Beautiful People Will Ruin Your Life is not a straightforward work but, rather, a poem in need of further investigation. There are a plethora of strange, disjointed references that don’t give a full, clear meaning but which are evocative and intriguing nonetheless. Like a poem, the tracks are linked together with a similar sound and style but are somewhat difficult to dissect. The combination of songs using the first and second person outlines a sort of tortured, messed-up relationship and the singer’s navigation of it. Despite the puzzling lyrics, themes of love, pain, need, and turmoil come through. The overall title, Beautiful People Will Ruin Your Life, likely refers to this “you” present in so many of the songs, a beautiful person with the capacity to take over a person so much that they lose themselves.

The album seems to be, in many ways, a catharsis—a way of dealing with the tumultuousness of obsession and the way it can bite back.

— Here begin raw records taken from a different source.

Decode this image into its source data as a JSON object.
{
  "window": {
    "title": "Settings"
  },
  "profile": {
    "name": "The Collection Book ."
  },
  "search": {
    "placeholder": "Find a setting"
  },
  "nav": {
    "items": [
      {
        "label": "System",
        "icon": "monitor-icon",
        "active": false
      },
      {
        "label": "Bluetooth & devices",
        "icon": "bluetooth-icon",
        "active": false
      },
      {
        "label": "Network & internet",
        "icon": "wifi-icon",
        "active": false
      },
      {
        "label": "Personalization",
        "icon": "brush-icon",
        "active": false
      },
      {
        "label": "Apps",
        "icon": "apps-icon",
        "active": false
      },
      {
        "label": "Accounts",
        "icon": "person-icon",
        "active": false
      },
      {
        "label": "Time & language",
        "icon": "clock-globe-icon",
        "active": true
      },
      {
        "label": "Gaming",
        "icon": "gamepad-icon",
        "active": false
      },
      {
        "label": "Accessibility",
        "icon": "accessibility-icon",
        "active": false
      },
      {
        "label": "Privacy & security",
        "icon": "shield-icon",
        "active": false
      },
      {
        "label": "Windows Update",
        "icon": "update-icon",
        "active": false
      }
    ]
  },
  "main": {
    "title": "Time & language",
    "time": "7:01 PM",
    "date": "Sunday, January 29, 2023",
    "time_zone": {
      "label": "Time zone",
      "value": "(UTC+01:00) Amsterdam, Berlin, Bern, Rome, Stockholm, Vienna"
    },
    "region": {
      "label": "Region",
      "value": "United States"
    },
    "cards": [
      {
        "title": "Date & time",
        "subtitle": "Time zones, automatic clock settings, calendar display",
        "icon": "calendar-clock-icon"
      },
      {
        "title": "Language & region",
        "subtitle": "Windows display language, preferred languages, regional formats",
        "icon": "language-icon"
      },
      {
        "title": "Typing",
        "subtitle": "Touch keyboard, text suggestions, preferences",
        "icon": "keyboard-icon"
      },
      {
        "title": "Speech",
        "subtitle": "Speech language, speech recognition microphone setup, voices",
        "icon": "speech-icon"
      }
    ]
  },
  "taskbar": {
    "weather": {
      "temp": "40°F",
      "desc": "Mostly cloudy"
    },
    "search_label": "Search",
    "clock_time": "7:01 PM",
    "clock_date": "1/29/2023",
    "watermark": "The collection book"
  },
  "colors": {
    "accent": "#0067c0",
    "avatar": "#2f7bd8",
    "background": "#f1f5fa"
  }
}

However, with the light and even catchy backing tracks, the listener does not get stuck in the realm of pain and despair. Namely, Beautiful People Will Ruin Your Life will not ruin your life. Quite to the contrary, it will add a nice soundtrack to your everyday routine.


Mae Davies can be reached at mdavies@wesleyan.edu.

Comments are closed